* What is needed *
Lines containing the word "glyph" are to be copied from the data below.

* Source data *
--- START ---
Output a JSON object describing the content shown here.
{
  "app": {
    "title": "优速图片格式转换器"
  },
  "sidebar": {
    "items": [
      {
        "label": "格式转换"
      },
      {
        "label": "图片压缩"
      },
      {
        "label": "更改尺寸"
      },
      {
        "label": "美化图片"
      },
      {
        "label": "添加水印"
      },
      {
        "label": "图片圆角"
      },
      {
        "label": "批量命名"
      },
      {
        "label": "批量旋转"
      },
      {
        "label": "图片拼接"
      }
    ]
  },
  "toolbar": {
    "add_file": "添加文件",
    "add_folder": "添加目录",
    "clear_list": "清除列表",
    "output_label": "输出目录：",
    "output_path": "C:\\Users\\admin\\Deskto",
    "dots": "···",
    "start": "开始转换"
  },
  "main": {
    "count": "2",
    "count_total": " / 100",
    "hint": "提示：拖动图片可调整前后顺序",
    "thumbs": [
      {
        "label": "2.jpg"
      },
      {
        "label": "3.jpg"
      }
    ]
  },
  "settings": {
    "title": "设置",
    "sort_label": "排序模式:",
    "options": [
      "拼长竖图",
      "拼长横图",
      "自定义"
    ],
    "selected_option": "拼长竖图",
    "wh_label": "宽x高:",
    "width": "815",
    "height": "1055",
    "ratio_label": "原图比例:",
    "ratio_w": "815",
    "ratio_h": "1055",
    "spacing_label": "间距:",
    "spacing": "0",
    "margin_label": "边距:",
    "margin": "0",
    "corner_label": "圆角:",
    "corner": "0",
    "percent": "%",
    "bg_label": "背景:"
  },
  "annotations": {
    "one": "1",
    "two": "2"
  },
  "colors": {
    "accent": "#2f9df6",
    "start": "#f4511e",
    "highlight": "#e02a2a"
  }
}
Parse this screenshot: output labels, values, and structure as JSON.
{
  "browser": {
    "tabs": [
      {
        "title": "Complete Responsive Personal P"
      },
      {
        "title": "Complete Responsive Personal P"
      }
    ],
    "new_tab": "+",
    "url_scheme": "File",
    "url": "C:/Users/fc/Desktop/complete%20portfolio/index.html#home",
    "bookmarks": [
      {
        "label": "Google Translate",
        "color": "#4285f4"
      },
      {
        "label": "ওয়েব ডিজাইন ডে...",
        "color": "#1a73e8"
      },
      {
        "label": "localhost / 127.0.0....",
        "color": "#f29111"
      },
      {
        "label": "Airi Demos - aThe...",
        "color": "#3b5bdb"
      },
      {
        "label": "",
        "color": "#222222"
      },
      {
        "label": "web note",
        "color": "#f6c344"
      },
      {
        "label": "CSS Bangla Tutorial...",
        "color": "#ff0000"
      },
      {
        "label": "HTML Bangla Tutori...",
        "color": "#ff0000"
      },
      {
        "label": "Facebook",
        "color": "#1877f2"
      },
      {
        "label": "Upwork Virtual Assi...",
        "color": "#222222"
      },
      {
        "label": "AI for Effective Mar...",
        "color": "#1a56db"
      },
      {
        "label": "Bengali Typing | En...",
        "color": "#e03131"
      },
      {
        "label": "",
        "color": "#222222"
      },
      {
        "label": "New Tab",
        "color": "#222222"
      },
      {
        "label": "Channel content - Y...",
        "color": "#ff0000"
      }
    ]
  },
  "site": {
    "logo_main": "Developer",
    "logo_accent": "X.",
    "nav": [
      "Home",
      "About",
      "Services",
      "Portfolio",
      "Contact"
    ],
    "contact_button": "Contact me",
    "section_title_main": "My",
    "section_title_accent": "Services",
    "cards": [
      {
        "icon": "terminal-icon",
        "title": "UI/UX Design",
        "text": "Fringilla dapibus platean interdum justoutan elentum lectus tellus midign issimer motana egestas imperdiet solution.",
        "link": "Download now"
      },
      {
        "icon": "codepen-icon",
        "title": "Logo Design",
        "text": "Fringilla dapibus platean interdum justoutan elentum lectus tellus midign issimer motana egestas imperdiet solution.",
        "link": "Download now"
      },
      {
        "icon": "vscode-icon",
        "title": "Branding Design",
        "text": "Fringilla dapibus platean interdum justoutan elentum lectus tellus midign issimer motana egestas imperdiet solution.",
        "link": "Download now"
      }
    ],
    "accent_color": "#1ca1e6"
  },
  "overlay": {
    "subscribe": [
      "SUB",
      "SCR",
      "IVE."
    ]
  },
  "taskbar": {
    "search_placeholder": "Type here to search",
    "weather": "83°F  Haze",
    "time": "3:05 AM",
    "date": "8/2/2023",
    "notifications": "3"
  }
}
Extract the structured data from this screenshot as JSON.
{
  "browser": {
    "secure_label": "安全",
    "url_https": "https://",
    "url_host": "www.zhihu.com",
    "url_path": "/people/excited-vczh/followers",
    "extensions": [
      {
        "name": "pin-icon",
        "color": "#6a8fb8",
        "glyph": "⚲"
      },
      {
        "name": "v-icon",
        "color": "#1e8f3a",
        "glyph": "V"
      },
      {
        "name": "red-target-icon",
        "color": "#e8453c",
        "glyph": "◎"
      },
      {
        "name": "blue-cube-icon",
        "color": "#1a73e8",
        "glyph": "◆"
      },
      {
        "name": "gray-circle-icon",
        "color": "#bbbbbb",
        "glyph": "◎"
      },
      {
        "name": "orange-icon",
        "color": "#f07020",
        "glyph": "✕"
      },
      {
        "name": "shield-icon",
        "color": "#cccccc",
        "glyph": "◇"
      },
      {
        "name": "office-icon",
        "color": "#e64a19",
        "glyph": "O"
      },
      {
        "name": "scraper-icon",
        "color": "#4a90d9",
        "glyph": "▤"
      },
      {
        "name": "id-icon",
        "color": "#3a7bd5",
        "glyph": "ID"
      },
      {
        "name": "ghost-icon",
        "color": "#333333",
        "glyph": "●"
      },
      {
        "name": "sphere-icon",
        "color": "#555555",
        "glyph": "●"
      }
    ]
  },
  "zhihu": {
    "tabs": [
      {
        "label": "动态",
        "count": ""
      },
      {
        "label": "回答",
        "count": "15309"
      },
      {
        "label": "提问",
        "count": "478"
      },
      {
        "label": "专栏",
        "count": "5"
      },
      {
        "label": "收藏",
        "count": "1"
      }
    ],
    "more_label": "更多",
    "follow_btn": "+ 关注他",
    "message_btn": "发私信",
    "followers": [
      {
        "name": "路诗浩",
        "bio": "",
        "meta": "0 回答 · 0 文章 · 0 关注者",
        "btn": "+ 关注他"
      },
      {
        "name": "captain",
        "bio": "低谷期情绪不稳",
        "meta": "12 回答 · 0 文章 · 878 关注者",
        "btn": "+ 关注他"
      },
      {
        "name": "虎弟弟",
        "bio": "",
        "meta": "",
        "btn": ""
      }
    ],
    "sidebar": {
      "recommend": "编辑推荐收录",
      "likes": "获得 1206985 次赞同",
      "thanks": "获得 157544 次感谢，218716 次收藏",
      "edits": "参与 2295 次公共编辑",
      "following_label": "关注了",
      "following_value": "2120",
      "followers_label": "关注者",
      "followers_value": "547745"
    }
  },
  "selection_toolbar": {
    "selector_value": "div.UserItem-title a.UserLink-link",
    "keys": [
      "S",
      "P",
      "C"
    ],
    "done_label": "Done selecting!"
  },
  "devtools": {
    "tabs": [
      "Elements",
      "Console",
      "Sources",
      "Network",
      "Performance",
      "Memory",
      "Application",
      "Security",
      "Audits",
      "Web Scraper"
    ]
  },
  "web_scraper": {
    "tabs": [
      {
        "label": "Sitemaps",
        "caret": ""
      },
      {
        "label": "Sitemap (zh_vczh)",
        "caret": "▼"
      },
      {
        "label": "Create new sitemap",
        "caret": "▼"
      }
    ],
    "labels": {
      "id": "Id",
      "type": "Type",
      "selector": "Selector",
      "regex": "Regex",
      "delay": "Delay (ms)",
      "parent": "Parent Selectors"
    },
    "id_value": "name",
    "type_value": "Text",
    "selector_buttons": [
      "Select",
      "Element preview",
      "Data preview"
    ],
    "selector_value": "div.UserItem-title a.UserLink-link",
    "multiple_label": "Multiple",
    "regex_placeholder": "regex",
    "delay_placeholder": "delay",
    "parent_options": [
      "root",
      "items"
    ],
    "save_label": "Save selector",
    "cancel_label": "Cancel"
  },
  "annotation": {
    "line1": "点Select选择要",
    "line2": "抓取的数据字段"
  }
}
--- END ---
* Answer for the task *
        "glyph": "⚲"
        "glyph": "V"
        "glyph": "◎"
        "glyph": "◆"
        "glyph": "◎"
        "glyph": "✕"
        "glyph": "◇"
        "glyph": "O"
        "glyph": "▤"
        "glyph": "ID"
        "glyph": "●"
        "glyph": "●"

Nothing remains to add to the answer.